Task instructions: The answer should consist of each line below that contains the word "customers".

►

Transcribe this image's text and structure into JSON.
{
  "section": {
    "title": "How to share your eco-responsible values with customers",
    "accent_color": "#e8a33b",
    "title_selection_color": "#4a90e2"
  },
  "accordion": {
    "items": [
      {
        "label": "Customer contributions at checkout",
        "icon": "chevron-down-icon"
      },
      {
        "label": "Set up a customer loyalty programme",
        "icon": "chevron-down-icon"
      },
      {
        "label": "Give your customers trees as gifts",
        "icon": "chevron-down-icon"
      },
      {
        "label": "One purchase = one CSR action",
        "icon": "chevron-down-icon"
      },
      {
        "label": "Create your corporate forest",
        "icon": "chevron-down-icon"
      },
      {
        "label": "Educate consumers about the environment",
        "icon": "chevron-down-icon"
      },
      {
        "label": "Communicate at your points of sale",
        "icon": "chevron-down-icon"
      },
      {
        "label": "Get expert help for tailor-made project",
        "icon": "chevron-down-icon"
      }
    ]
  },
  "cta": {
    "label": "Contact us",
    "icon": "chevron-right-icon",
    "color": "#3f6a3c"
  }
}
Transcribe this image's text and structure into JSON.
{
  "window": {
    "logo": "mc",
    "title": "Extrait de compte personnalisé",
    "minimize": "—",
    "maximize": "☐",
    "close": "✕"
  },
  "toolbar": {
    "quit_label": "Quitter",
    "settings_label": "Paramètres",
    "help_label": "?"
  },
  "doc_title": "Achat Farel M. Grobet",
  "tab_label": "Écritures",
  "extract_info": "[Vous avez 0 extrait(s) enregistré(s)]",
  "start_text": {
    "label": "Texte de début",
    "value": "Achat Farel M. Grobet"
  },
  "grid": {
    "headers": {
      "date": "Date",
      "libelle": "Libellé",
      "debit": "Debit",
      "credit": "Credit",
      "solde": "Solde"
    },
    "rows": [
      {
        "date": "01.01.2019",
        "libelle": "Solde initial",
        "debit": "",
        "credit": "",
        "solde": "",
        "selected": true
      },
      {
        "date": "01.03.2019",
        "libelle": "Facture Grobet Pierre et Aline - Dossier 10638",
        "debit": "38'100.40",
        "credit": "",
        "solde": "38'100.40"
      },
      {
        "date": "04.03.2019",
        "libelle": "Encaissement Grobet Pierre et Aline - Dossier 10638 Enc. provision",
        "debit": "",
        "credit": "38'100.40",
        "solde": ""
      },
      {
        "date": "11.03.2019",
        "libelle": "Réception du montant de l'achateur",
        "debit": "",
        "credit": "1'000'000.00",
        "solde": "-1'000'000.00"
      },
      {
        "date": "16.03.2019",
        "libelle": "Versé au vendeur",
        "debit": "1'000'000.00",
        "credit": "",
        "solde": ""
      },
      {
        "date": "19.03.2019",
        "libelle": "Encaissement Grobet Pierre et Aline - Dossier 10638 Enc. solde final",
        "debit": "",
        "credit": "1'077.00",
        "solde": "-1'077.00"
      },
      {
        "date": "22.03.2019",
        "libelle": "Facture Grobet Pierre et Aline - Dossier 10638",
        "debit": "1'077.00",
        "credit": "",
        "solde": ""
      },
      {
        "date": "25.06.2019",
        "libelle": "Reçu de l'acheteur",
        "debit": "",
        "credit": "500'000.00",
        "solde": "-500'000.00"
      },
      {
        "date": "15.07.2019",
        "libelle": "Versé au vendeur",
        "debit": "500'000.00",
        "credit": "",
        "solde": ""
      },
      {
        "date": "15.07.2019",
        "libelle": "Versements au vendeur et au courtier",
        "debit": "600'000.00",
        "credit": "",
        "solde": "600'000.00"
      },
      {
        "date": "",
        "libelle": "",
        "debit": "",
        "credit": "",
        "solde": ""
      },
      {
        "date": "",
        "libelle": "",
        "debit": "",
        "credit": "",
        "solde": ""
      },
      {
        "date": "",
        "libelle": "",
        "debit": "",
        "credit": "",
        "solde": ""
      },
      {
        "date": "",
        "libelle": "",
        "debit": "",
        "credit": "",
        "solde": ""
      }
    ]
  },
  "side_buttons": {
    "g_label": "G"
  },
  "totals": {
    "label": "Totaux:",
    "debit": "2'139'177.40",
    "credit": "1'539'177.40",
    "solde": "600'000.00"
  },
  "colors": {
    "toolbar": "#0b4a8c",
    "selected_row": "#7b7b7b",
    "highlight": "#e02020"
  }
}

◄

Your response:
    "title": "How to share your eco-responsible values with customers",
        "label": "Give your customers trees as gifts",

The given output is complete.